We’ve given the city of San Diego and Mayor Jerry Sanders until 4 p.m. Wednesday to produce the 692 e-mails that have been kept secret from us and the public.
After that, we’ve notified the city that we intend to file a lawsuit to compel the records’ disclosure. Cory Briggs, a local attorney, is serving as our counsel.
I’ve worked throughout the spring with Darren Pudgil, the mayor’s spokesman, to narrow the scope of my request, originally filed March 27. I wanted to know what went into the misrepresentations that city officials made about the mayor’s water-cuts strategy.
In turn, Pudgil delayed the release of records and refused to tell us when they’d be ready, even though he’s required to do that by law. He instead made vague promises and only produced them after we told him we’d start writing about the city’s refusal to disclose them.
When we got the records earlier this month, the city withheld 48 percent of the emails I requested, citing exemptions created by a 1991 legal case.
But the foundation of that case is shaky. A legal opinion written by former City Attorney Mike Aguirre concluded that passage of a 2004 statewide open-government ballot proposition left the 1991 case “of dubious authority.”
I asked City Attorney Jan Goldsmith yesterday whether he stood by Aguirre’s legal opinion. He said he did. He told me: “[I]ts legal analysis is sound. There has been no change in interpretation.”
So at the same time Goldsmith stood behind the opinion, which concluded the 1991 legal case is of “dubious authority,” his attorneys are citing it to me as the main reason for keeping those 692 e-mails from being disclosed.
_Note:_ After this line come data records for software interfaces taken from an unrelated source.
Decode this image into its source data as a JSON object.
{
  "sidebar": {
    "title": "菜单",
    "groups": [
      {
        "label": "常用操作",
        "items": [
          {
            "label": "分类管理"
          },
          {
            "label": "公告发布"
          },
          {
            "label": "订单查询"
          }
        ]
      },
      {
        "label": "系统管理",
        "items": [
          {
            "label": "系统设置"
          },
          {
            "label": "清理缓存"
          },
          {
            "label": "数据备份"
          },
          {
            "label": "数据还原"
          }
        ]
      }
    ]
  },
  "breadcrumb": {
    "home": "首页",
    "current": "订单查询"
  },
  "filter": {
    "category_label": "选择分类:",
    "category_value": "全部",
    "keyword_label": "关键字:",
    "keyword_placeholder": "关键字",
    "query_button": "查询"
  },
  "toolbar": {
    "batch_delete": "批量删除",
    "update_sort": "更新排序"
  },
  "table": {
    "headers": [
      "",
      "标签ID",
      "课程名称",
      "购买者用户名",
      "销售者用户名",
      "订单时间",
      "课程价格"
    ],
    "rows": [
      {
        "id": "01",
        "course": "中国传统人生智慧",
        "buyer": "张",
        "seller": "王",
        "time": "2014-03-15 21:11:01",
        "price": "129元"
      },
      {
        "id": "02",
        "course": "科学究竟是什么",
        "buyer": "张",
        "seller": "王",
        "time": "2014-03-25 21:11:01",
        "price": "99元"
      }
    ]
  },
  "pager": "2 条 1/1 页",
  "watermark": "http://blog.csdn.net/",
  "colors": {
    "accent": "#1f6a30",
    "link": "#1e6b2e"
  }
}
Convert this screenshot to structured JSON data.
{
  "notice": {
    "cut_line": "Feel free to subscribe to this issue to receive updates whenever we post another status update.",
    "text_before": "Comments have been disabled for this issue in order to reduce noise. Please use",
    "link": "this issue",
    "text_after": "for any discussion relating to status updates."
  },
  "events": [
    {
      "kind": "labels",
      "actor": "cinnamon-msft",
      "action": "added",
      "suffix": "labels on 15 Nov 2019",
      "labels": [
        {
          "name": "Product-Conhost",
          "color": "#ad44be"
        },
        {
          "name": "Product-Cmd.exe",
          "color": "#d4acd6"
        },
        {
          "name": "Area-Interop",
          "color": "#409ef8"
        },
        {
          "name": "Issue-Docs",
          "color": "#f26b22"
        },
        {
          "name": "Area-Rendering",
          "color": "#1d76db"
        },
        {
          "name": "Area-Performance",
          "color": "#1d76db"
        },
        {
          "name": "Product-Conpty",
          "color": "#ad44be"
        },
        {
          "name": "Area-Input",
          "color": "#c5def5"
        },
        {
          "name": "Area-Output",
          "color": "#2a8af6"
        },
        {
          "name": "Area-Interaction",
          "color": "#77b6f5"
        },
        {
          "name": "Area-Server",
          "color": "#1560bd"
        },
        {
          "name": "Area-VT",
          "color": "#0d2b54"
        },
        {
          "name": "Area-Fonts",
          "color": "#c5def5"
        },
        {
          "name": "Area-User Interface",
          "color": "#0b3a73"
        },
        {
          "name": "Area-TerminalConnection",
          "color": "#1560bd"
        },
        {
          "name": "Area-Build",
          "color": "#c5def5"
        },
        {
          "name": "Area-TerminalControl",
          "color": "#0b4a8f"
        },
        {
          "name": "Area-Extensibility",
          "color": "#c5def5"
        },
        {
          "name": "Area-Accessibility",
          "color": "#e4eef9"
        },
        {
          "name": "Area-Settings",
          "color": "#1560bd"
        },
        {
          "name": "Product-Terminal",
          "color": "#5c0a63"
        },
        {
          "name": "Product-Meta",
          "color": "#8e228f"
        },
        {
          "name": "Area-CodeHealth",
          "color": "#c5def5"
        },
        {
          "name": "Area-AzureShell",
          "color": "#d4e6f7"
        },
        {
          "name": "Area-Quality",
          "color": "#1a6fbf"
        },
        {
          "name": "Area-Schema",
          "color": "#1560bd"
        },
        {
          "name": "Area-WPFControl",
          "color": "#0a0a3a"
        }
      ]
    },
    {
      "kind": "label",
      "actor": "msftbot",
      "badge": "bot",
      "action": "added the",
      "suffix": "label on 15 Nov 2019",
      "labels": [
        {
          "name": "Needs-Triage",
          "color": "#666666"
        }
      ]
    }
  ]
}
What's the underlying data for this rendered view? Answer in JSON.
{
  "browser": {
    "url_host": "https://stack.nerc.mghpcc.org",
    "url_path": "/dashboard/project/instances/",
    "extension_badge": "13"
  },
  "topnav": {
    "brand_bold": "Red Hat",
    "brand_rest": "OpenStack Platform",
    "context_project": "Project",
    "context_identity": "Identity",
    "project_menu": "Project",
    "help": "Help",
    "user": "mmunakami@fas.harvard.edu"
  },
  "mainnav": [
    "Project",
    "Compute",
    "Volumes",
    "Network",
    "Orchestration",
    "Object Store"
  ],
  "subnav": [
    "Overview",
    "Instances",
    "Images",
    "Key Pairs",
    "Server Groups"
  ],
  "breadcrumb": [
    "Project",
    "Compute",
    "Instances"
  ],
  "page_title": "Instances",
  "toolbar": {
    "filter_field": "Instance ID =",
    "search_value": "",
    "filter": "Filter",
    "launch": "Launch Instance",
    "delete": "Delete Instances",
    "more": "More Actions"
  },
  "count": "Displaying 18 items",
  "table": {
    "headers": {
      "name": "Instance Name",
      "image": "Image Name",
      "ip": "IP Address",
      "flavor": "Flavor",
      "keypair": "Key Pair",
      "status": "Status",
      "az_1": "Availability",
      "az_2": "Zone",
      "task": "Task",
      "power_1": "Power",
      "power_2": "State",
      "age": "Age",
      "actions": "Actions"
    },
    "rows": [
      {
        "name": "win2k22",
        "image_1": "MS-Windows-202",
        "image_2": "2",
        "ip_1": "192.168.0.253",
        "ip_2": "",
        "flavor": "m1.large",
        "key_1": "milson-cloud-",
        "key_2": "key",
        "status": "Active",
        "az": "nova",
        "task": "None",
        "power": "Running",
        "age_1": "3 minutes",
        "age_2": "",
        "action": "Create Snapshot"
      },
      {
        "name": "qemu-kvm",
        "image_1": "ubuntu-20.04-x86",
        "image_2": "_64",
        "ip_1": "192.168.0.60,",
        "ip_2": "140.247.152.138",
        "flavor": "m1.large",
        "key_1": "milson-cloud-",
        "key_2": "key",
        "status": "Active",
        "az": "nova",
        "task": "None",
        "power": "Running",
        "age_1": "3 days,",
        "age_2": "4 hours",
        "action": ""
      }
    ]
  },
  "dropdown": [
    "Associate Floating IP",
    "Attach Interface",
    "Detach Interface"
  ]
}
I’ve called or text-messaged Pudgil every day since Pudgil Watch officially started June 22. He hasn’t returned any calls or messages. Sanders has stood by the decision to keep the records secret.